**WHAT THE TASK REQUIRES**
Your task is to retype all of the records below with complete accuracy.

**SUPPLIED RECORDS**

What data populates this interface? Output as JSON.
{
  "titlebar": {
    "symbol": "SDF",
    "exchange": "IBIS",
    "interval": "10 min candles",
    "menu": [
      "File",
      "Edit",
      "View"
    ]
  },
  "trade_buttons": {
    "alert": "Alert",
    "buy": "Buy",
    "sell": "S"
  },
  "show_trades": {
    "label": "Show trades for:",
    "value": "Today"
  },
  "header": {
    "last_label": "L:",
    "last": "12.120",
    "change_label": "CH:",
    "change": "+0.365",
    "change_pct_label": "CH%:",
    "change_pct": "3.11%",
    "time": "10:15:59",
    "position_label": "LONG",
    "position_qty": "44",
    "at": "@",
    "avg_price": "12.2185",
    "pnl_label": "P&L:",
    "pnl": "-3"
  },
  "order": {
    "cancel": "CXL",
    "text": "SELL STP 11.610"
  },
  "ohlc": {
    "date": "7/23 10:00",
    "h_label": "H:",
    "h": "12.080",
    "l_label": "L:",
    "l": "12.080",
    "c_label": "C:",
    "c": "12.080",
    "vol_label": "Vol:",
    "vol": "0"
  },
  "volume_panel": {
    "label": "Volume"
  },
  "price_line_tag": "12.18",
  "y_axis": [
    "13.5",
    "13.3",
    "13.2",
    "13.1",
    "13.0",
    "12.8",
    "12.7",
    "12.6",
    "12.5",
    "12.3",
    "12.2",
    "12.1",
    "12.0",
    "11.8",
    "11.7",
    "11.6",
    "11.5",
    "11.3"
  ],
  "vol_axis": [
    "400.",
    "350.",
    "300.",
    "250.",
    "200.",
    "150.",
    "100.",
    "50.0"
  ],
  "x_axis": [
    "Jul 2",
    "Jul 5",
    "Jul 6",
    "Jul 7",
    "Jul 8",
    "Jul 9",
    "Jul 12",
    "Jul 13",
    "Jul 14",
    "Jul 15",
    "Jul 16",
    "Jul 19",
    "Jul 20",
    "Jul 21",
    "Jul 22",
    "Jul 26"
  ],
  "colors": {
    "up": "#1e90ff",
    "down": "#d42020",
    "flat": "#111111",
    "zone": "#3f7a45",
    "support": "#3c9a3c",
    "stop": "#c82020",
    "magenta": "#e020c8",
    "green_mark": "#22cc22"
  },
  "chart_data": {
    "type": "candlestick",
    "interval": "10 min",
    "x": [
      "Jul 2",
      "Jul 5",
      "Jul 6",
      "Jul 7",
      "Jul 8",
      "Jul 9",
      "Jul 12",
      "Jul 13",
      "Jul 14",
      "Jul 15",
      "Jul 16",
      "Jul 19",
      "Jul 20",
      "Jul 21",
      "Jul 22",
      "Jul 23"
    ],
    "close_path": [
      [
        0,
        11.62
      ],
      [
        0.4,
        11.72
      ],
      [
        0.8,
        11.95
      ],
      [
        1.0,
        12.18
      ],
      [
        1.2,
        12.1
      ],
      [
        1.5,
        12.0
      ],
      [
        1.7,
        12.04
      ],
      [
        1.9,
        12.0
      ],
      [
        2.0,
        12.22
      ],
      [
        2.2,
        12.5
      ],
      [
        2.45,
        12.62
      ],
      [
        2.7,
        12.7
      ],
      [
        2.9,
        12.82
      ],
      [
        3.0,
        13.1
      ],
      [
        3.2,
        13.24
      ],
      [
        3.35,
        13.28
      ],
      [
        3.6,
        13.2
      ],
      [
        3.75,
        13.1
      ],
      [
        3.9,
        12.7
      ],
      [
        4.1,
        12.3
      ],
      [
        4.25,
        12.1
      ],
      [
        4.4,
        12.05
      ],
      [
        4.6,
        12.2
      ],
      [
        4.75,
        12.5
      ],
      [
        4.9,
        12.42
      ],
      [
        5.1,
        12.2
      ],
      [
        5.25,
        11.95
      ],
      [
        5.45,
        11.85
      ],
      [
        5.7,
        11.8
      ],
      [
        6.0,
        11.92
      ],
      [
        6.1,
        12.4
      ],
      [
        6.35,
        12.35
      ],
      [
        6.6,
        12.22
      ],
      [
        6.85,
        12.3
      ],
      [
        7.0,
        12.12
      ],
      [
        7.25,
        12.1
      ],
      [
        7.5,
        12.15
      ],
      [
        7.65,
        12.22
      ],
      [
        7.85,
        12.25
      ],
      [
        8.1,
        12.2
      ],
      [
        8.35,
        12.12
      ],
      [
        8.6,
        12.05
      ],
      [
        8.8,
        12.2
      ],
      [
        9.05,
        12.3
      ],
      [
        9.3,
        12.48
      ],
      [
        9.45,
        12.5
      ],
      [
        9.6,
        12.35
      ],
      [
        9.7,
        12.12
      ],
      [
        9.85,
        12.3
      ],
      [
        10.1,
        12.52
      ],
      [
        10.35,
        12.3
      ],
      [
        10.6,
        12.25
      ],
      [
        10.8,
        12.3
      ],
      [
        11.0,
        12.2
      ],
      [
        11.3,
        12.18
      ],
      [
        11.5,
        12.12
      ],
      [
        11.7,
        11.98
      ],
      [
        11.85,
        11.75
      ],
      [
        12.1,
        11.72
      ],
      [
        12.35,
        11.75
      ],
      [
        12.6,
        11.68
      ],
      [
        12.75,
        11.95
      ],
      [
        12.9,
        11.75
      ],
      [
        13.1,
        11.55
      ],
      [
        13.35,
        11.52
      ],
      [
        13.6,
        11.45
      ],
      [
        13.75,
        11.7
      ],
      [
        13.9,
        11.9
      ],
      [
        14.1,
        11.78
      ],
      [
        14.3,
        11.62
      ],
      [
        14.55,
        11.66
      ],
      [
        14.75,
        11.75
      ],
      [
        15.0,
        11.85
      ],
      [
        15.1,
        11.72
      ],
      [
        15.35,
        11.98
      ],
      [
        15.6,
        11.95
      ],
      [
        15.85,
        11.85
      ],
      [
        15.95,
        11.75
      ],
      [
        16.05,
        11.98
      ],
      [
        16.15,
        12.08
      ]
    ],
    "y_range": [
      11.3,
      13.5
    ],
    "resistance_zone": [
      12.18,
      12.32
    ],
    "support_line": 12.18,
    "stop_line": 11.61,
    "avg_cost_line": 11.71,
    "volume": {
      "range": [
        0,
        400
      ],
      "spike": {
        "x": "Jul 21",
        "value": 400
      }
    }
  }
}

**SOLUTION**
What data populates this interface? Output as JSON.
{
  "titlebar": {
    "symbol": "SDF",
    "exchange": "IBIS",
    "interval": "10 min candles",
    "menu": [
      "File",
      "Edit",
      "View"
    ]
  },
  "trade_buttons": {
    "alert": "Alert",
    "buy": "Buy",
    "sell": "S"
  },
  "show_trades": {
    "label": "Show trades for:",
    "value": "Today"
  },
  "header": {
    "last_label": "L:",
    "last": "12.120",
    "change_label": "CH:",
    "change": "+0.365",
    "change_pct_label": "CH%:",
    "change_pct": "3.11%",
    "time": "10:15:59",
    "position_label": "LONG",
    "position_qty": "44",
    "at": "@",
    "avg_price": "12.2185",
    "pnl_label": "P&L:",
    "pnl": "-3"
  },
  "order": {
    "cancel": "CXL",
    "text": "SELL STP 11.610"
  },
  "ohlc": {
    "date": "7/23 10:00",
    "h_label": "H:",
    "h": "12.080",
    "l_label": "L:",
    "l": "12.080",
    "c_label": "C:",
    "c": "12.080",
    "vol_label": "Vol:",
    "vol": "0"
  },
  "volume_panel": {
    "label": "Volume"
  },
  "price_line_tag": "12.18",
  "y_axis": [
    "13.5",
    "13.3",
    "13.2",
    "13.1",
    "13.0",
    "12.8",
    "12.7",
    "12.6",
    "12.5",
    "12.3",
    "12.2",
    "12.1",
    "12.0",
    "11.8",
    "11.7",
    "11.6",
    "11.5",
    "11.3"
  ],
  "vol_axis": [
    "400.",
    "350.",
    "300.",
    "250.",
    "200.",
    "150.",
    "100.",
    "50.0"
  ],
  "x_axis": [
    "Jul 2",
    "Jul 5",
    "Jul 6",
    "Jul 7",
    "Jul 8",
    "Jul 9",
    "Jul 12",
    "Jul 13",
    "Jul 14",
    "Jul 15",
    "Jul 16",
    "Jul 19",
    "Jul 20",
    "Jul 21",
    "Jul 22",
    "Jul 26"
  ],
  "colors": {
    "up": "#1e90ff",
    "down": "#d42020",
    "flat": "#111111",
    "zone": "#3f7a45",
    "support": "#3c9a3c",
    "stop": "#c82020",
    "magenta": "#e020c8",
    "green_mark": "#22cc22"
  },
  "chart_data": {
    "type": "candlestick",
    "interval": "10 min",
    "x": [
      "Jul 2",
      "Jul 5",
      "Jul 6",
      "Jul 7",
      "Jul 8",
      "Jul 9",
      "Jul 12",
      "Jul 13",
      "Jul 14",
      "Jul 15",
      "Jul 16",
      "Jul 19",
      "Jul 20",
      "Jul 21",
      "Jul 22",
      "Jul 23"
    ],
    "close_path": [
      [
        0,
        11.62
      ],
      [
        0.4,
        11.72
      ],
      [
        0.8,
        11.95
      ],
      [
        1.0,
        12.18
      ],
      [
        1.2,
        12.1
      ],
      [
        1.5,
        12.0
      ],
      [
        1.7,
        12.04
      ],
      [
        1.9,
        12.0
      ],
      [
        2.0,
        12.22
      ],
      [
        2.2,
        12.5
      ],
      [
        2.45,
        12.62
      ],
      [
        2.7,
        12.7
      ],
      [
        2.9,
        12.82
      ],
      [
        3.0,
        13.1
      ],
      [
        3.2,
        13.24
      ],
      [
        3.35,
        13.28
      ],
      [
        3.6,
        13.2
      ],
      [
        3.75,
        13.1
      ],
      [
        3.9,
        12.7
      ],
      [
        4.1,
        12.3
      ],
      [
        4.25,
        12.1
      ],
      [
        4.4,
        12.05
      ],
      [
        4.6,
        12.2
      ],
      [
        4.75,
        12.5
      ],
      [
        4.9,
        12.42
      ],
      [
        5.1,
        12.2
      ],
      [
        5.25,
        11.95
      ],
      [
        5.45,
        11.85
      ],
      [
        5.7,
        11.8
      ],
      [
        6.0,
        11.92
      ],
      [
        6.1,
        12.4
      ],
      [
        6.35,
        12.35
      ],
      [
        6.6,
        12.22
      ],
      [
        6.85,
        12.3
      ],
      [
        7.0,
        12.12
      ],
      [
        7.25,
        12.1
      ],
      [
        7.5,
        12.15
      ],
      [
        7.65,
        12.22
      ],
      [
        7.85,
        12.25
      ],
      [
        8.1,
        12.2
      ],
      [
        8.35,
        12.12
      ],
      [
        8.6,
        12.05
      ],
      [
        8.8,
        12.2
      ],
      [
        9.05,
        12.3
      ],
      [
        9.3,
        12.48
      ],
      [
        9.45,
        12.5
      ],
      [
        9.6,
        12.35
      ],
      [
        9.7,
        12.12
      ],
      [
        9.85,
        12.3
      ],
      [
        10.1,
        12.52
      ],
      [
        10.35,
        12.3
      ],
      [
        10.6,
        12.25
      ],
      [
        10.8,
        12.3
      ],
      [
        11.0,
        12.2
      ],
      [
        11.3,
        12.18
      ],
      [
        11.5,
        12.12
      ],
      [
        11.7,
        11.98
      ],
      [
        11.85,
        11.75
      ],
      [
        12.1,
        11.72
      ],
      [
        12.35,
        11.75
      ],
      [
        12.6,
        11.68
      ],
      [
        12.75,
        11.95
      ],
      [
        12.9,
        11.75
      ],
      [
        13.1,
        11.55
      ],
      [
        13.35,
        11.52
      ],
      [
        13.6,
        11.45
      ],
      [
        13.75,
        11.7
      ],
      [
        13.9,
        11.9
      ],
      [
        14.1,
        11.78
      ],
      [
        14.3,
        11.62
      ],
      [
        14.55,
        11.66
      ],
      [
        14.75,
        11.75
      ],
      [
        15.0,
        11.85
      ],
      [
        15.1,
        11.72
      ],
      [
        15.35,
        11.98
      ],
      [
        15.6,
        11.95
      ],
      [
        15.85,
        11.85
      ],
      [
        15.95,
        11.75
      ],
      [
        16.05,
        11.98
      ],
      [
        16.15,
        12.08
      ]
    ],
    "y_range": [
      11.3,
      13.5
    ],
    "resistance_zone": [
      12.18,
      12.32
    ],
    "support_line": 12.18,
    "stop_line": 11.61,
    "avg_cost_line": 11.71,
    "volume": {
      "range": [
        0,
        400
      ],
      "spike": {
        "x": "Jul 21",
        "value": 400
      }
    }
  }
}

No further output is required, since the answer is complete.